My understanding of the landscapes, culture and wildlife of southern England has been gained from living in the region for over 20 years but also from walking, reading and travelling around it.

I began exploring southern England as a photographer, writer and volunteer in earnest in 2011. The deepest knowledge I have about any landscape is that of an area of woodland in south-east London known as the Great North Wood, spreading from Deptford in Lewisham to Selhurst in Croydon. I worked and volunteered in that landscape for over 7 years. There I learned from many amazing people about woodlands old and new, urban wildlife and the need people have for green spaces in cities. I particularly learned about the need I had for these spaces.

From 2011 to 2018 I walked the North Downs for recreation, writing a series of short pieces under the banner of a North Downs Diary. During this time I learned as much as I could about chalk grassland, its rare wildlife and human influence. It gave me a sense of relief from London’s pressures which are very real and can be hugely unnerving for people. The chalk hills of the North Downs felt like a gateway into thousands of years of European history and into some of the rarest habitats in Europe.

Living close to Clapham Junction station for a few years gave me a quickfire route into the New Forest National Park in Hampshire. This ancient woodland landscape is of European importance and I have written about some of my walks there. It is somewhere I return to several times each year so it is not a closed book.

Now based in Sussex, my focus has shifted to the South Downs and the Sussex Weald. The landscapes I dreamed about in London are now very close at hand and it has taken a lot to get used to. New placesnames fill my head and I am forgetting other things. I am grappling with new pronunciations, the heavy influence of Anglo-Saxons and invading Normans down here.

The personal driving force behind all this is the desire to learn as much as I can about the history of southern England, its landscapes and wildlife, in order to better understand the present. Ultimately, all this I put on here is to raise awareness about the natural and cultural treasures we have, how fragile they are, and how much we all need them to develop a sense of place.

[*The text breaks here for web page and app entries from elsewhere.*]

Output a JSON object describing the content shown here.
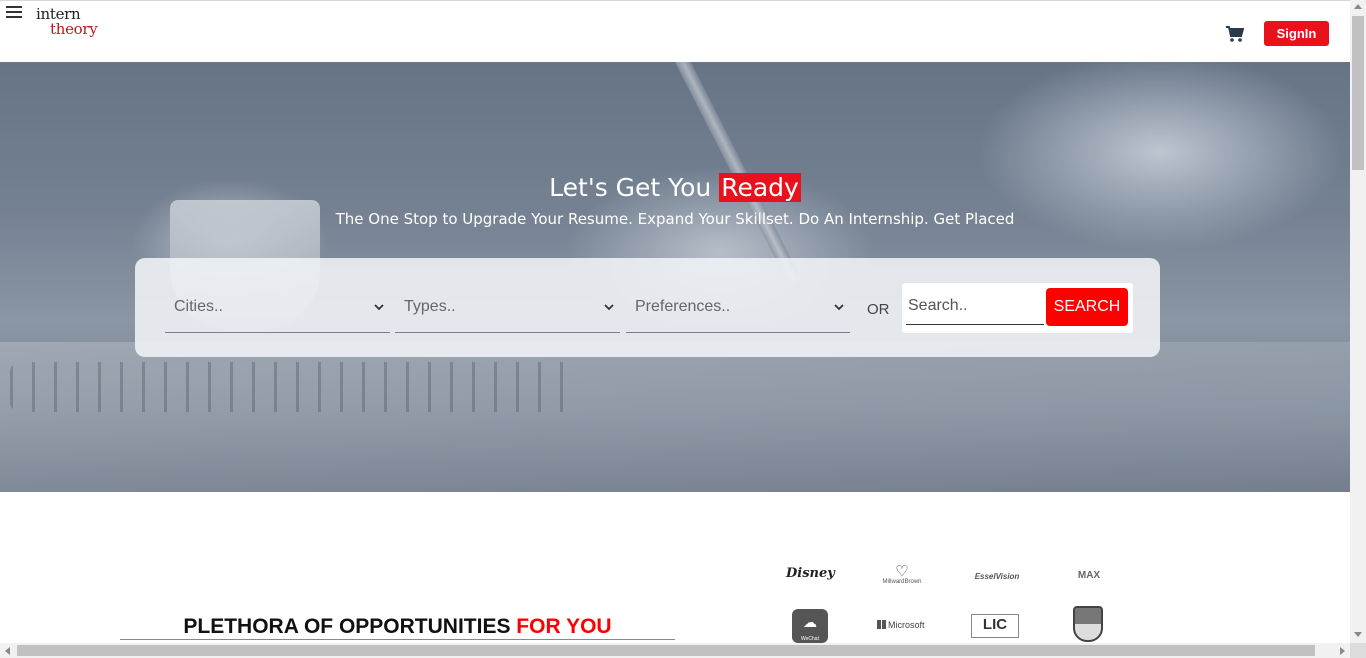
{
  "header": {
    "logo": {
      "line1": "intern",
      "line2": "theory"
    },
    "signin_label": "SignIn"
  },
  "hero": {
    "title_plain": "Let's Get You ",
    "title_highlight": "Ready",
    "subtitle": "The One Stop to Upgrade Your Resume. Expand Your Skillset. Do An Internship. Get Placed"
  },
  "search": {
    "cities_placeholder": "Cities..",
    "types_placeholder": "Types..",
    "preferences_placeholder": "Preferences..",
    "or_label": "OR",
    "input_placeholder": "Search..",
    "button_label": "SEARCH"
  },
  "opportunities": {
    "title_black": "PLETHORA OF OPPORTUNITIES ",
    "title_red": "FOR YOU"
  },
  "brands": {
    "disney": "Disney",
    "millward_brown_glyph": "♡",
    "millward_brown": "MillwardBrown",
    "essel_vision": "EsselVision",
    "max": "MAX",
    "wechat_glyph": "☁",
    "wechat": "WeChat",
    "microsoft": "Microsoft",
    "lic": "LIC"
  },
  "colors": {
    "accent": "#e8111c",
    "search_button": "#ff0000"
  }
}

Thank you for looking at my website, I hope you enjoy what you find.